Access to finance is one of the biggest concerns for most start-ups and when founders, directors or employees acquire shares or own shares in the company they need to be careful, as it could lead to tax consequences that are not favourable to them.
In the case of a start-up, the divide between being a shareholder and someone rendering services can be nebulous, says Beatrie Gouws, head of stakeholder management and strategic development at the South African Institute of Tax Professionals.
“The result is that in some instances, investors may receive tainted Section 8C shares, which will lead to them receiving income taxable at their marginal rate when the restrictions are lifted.”
Michael Rudnicki, tax executive at law firm Bowmans, explains that Section 8C is an anti-avoidance provision that was introduced into the Income Tax Act in 2004. It has seen several amendments since then.
“If you acquire a restricted equity instrument in connection with employment, or even as a result of being an employee or director, it may fall into Section 8C,” he warns.
The section caters for instances where employees or directors are incentivised to stay in the company; instead of a sizeable bonus they are given shares, either for free or for less than the market share price.
In the typical start-up phase of a business where capital has not been raised, it may be that restrictions on shares do not exist and are only negotiated at a later stage when capital is raised.
Rudnicki says even if the “proximate cause” for acquiring the restricted shares is not employment, but to invest in the company as a co-founder, it can result in the director becoming liable for employees’ tax when the restrictions are lifted.
“This is terrible because an investor in a start-up certainly does not have in mind to be taxed as an employee.”

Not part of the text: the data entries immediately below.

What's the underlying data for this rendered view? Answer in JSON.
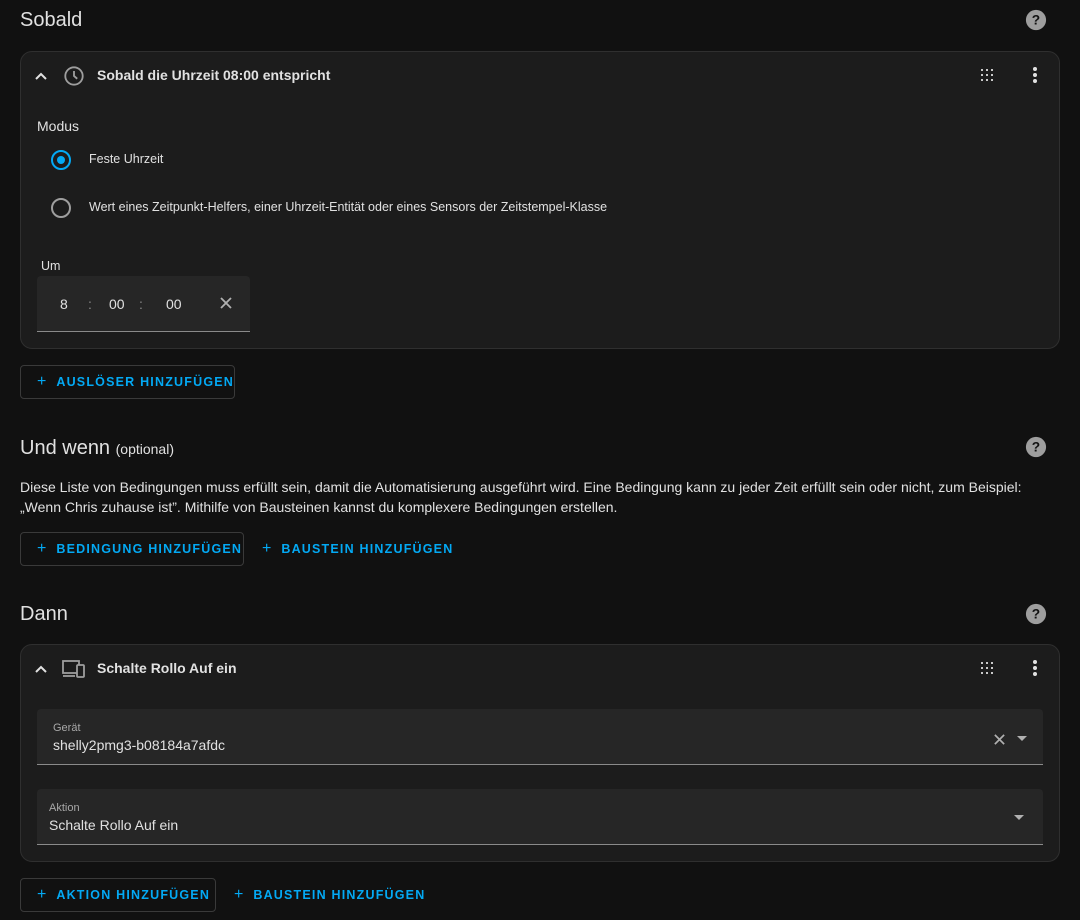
{
  "trigger_section": {
    "title": "Sobald",
    "card": {
      "title": "Sobald die Uhrzeit 08:00 entspricht",
      "mode_label": "Modus",
      "options": [
        {
          "label": "Feste Uhrzeit",
          "selected": true
        },
        {
          "label": "Wert eines Zeitpunkt-Helfers, einer Uhrzeit-Entität oder eines Sensors der Zeitstempel-Klasse",
          "selected": false
        }
      ],
      "time_label": "Um",
      "time": {
        "hours": "8",
        "minutes": "00",
        "seconds": "00",
        "separator": ":"
      }
    },
    "add_button": "AUSLÖSER HINZUFÜGEN"
  },
  "condition_section": {
    "title": "Und wenn",
    "title_suffix": "(optional)",
    "description_line1": "Diese Liste von Bedingungen muss erfüllt sein, damit die Automatisierung ausgeführt wird. Eine Bedingung kann zu jeder Zeit erfüllt sein oder nicht, zum Beispiel:",
    "description_line2": "„Wenn Chris zuhause ist”. Mithilfe von Bausteinen kannst du komplexere Bedingungen erstellen.",
    "add_condition_button": "BEDINGUNG HINZUFÜGEN",
    "add_block_button": "BAUSTEIN HINZUFÜGEN"
  },
  "action_section": {
    "title": "Dann",
    "card": {
      "title": "Schalte Rollo Auf ein",
      "device_label": "Gerät",
      "device_value": "shelly2pmg3-b08184a7afdc",
      "action_label": "Aktion",
      "action_value": "Schalte Rollo Auf ein"
    },
    "add_action_button": "AKTION HINZUFÜGEN",
    "add_block_button": "BAUSTEIN HINZUFÜGEN"
  },
  "plus_symbol": "+",
  "colors": {
    "background": "#111111",
    "card": "#1c1c1c",
    "accent": "#03a9f4",
    "text": "#e1e1e1",
    "icon": "#9e9e9e"
  }
}
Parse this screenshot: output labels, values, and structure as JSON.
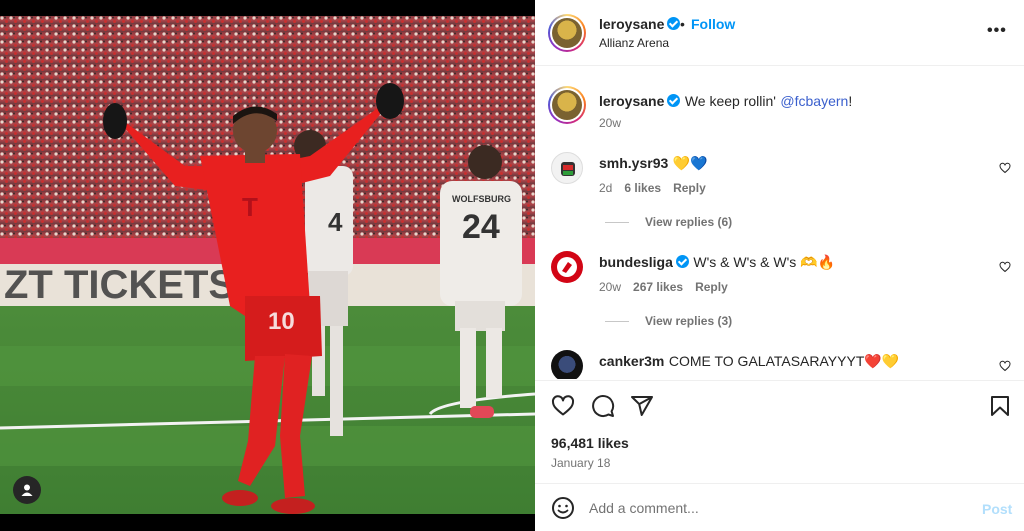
{
  "post": {
    "username": "leroysane",
    "follow_label": "Follow",
    "separator": "•",
    "location": "Allianz Arena",
    "more_label": "•••",
    "caption_text": "We keep rollin'",
    "caption_mention": "@fcbayern",
    "caption_end": "!",
    "caption_time": "20w"
  },
  "photo": {
    "board_text": "ZT TICKETS SIC",
    "jersey_main": "10",
    "jersey_back_1": "4",
    "jersey_back_2": "24",
    "sponsor_back": "WOLFSBURG"
  },
  "comments": [
    {
      "username": "smh.ysr93",
      "text": "💛💙",
      "time": "2d",
      "likes": "6 likes",
      "reply": "Reply",
      "view_replies": "View replies (6)"
    },
    {
      "username": "bundesliga",
      "text": "W's & W's & W's 🫶🔥",
      "time": "20w",
      "likes": "267 likes",
      "reply": "Reply",
      "view_replies": "View replies (3)"
    },
    {
      "username": "canker3m",
      "text": "COME TO GALATASARAYYYT❤️💛"
    }
  ],
  "stats": {
    "likes": "96,481 likes",
    "date": "January 18"
  },
  "composer": {
    "placeholder": "Add a comment...",
    "post_label": "Post"
  },
  "colors": {
    "accent": "#0095f6",
    "post_disabled": "#b2dffc",
    "jersey_red": "#e8201f"
  }
}
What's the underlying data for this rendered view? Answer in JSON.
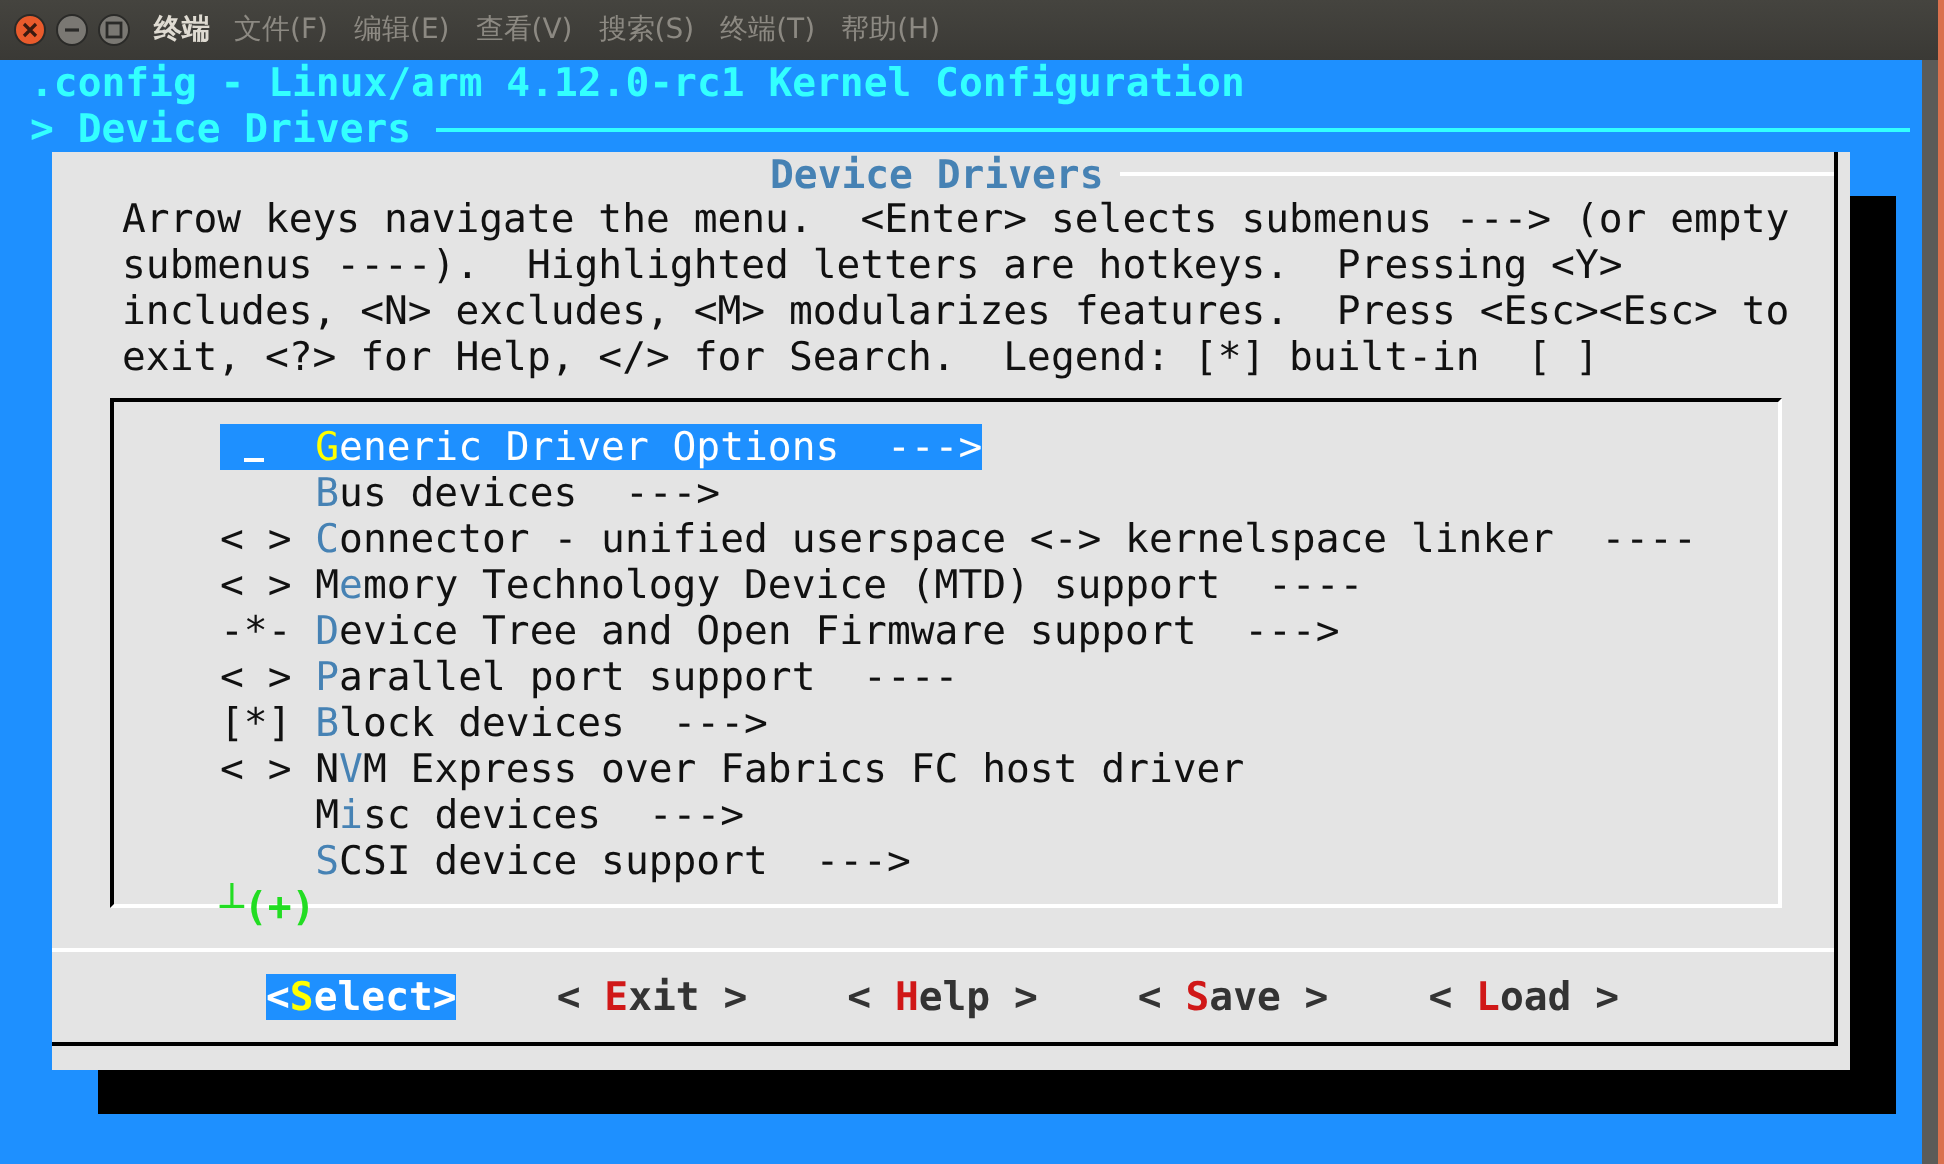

This was probably not the intention of the legislator, whose intention it was to prevent arrangements where employees and directors were trying to escape the provisions of Section 8C.
“The concern is that a founder of a business who acquires a restricted share could potentially fall foul of the provisions.”
Rudnicki explains that in cases where unrestricted shares are offered to a director or employee at a below-market price, a tax obligation will immediately be triggered.
They will be liable for tax on the difference between the market price and the actual price, at their marginal tax rate (which could be 45%). Any growth on the shares thereafter will be taxed at the capital gains rate (18%).
If the director pays the market price for the shares, there is no tax liability and growth thereafter will be taxed at the capital gains rate.
In the case of restricted shares, the tax liability is triggered when the shares are sold or when the restriction is lifted (even if the shares are not sold).
“This can be quite painful, because if you sold your shares you at least had cash to pay for the tax. The point is that when the trigger happens there is a tax-vesting event under Section 8C.”
Rudnicki warns that the employee’s tax liability remains with the company. This means the tax must be withheld from the director or employee’s income and paid over to the South African Revenue Service (Sars).
There is obviously an opportunity to make an arrangement with Sars to spread the liability, but technically the full amount becomes payable once the vesting event takes place.
“The idea is to impose commercial restrictions without imposing restrictions under Section 8C, but it is not so easy,” says Rudnicki.
He adds that there are options, such as locking the employee or director in for a year and restricting the selling of the shares to the company or co-workers or co-shareholders.
He says the sooner the restriction is lifted, especially for start-ups, the lower the potential tax liability could be. If the director or employee wants to stay because of the value proposition, it is better to lift the restriction as soon as possible so that future growth will be subjected capital gains tax only, and not to employees’ tax.